Data section

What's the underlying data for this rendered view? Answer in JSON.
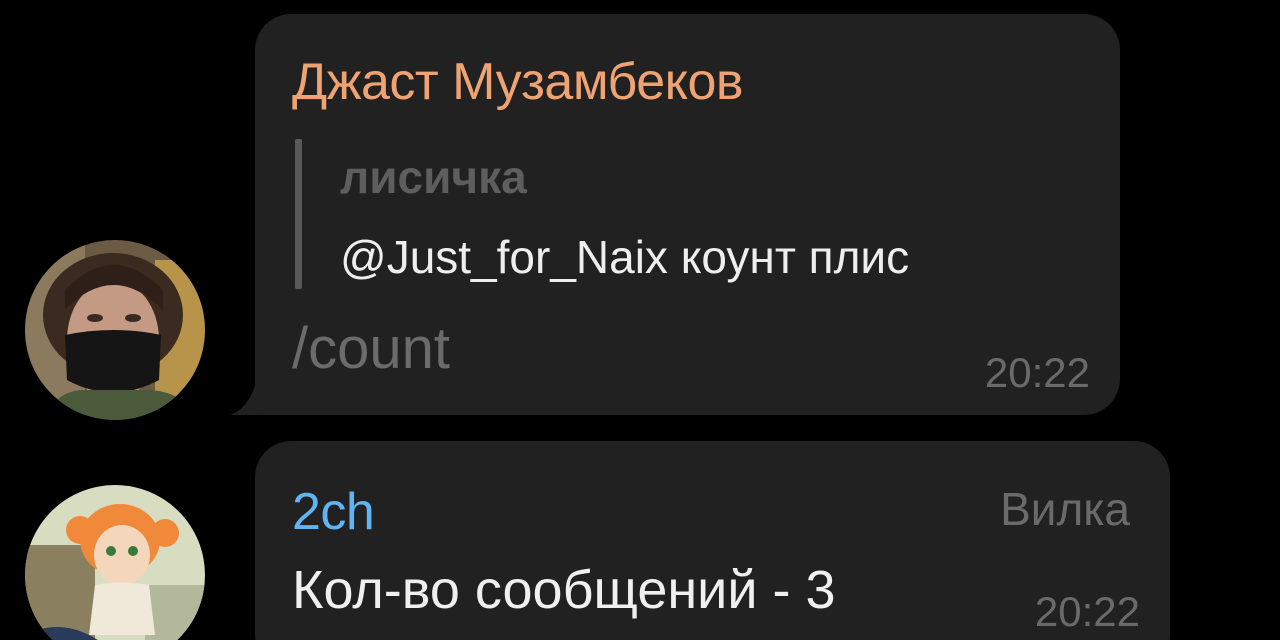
{
  "messages": [
    {
      "sender": "Джаст Музамбеков",
      "sender_color": "#f0a372",
      "reply": {
        "author": "лисичка",
        "text": "@Just_for_Naix коунт плис"
      },
      "text": "/count",
      "time": "20:22"
    },
    {
      "sender": "2ch",
      "sender_color": "#5fb4f2",
      "badge": "Вилка",
      "text": "Кол-во сообщений - 3",
      "time": "20:22"
    }
  ]
}
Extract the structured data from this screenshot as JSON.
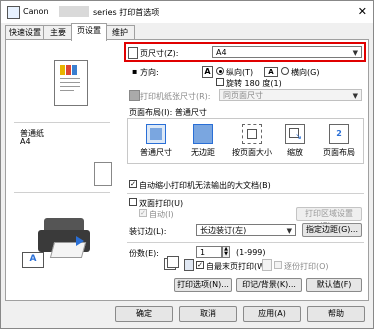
{
  "window": {
    "title": "Canon",
    "title_suffix": "series 打印首选项"
  },
  "tabs": [
    {
      "label": "快速设置"
    },
    {
      "label": "主要"
    },
    {
      "label": "页设置"
    },
    {
      "label": "维护"
    }
  ],
  "preview": {
    "media_type": "普通纸",
    "paper_size": "A4"
  },
  "page_setup": {
    "page_size_label": "页尺寸(Z):",
    "page_size_value": "A4",
    "orientation_label": "方向:",
    "portrait_label": "纵向(T)",
    "landscape_label": "横向(G)",
    "rotate_label": "旋转 180 度(1)",
    "printer_paper_label": "打印机纸张尺寸(R):",
    "printer_paper_value": "同页面尺寸",
    "layout_group_label": "页面布局(I): 普通尺寸",
    "layouts": [
      {
        "label": "普通尺寸"
      },
      {
        "label": "无边距"
      },
      {
        "label": "按页面大小"
      },
      {
        "label": "缩放"
      },
      {
        "label": "页面布局"
      }
    ],
    "layout_number": "2",
    "auto_reduce_label": "自动缩小打印机无法输出的大文档(B)",
    "duplex_label": "双面打印(U)",
    "auto_label": "自动(I)",
    "print_area_button": "打印区域设置(P)...",
    "binding_label": "装订边(L):",
    "binding_value": "长边装订(左)",
    "margin_button": "指定边距(G)...",
    "copies_label": "份数(E):",
    "copies_value": "1",
    "copies_range": "(1-999)",
    "last_page_first_label": "自最末页打印(W)",
    "collate_label": "逐份打印(O)",
    "print_options_button": "打印选项(N)...",
    "stamp_button": "印记/背景(K)...",
    "defaults_button": "默认值(F)"
  },
  "footer": {
    "ok": "确定",
    "cancel": "取消",
    "apply": "应用(A)",
    "help": "帮助"
  },
  "colors": {
    "highlight": "#e00000",
    "accent": "#2a6fd6"
  }
}
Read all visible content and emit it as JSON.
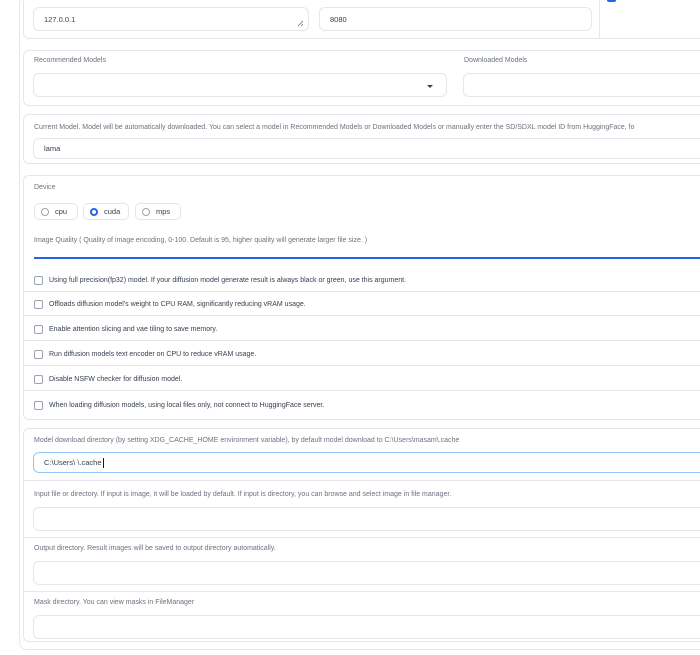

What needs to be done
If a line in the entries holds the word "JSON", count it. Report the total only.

Answer area
3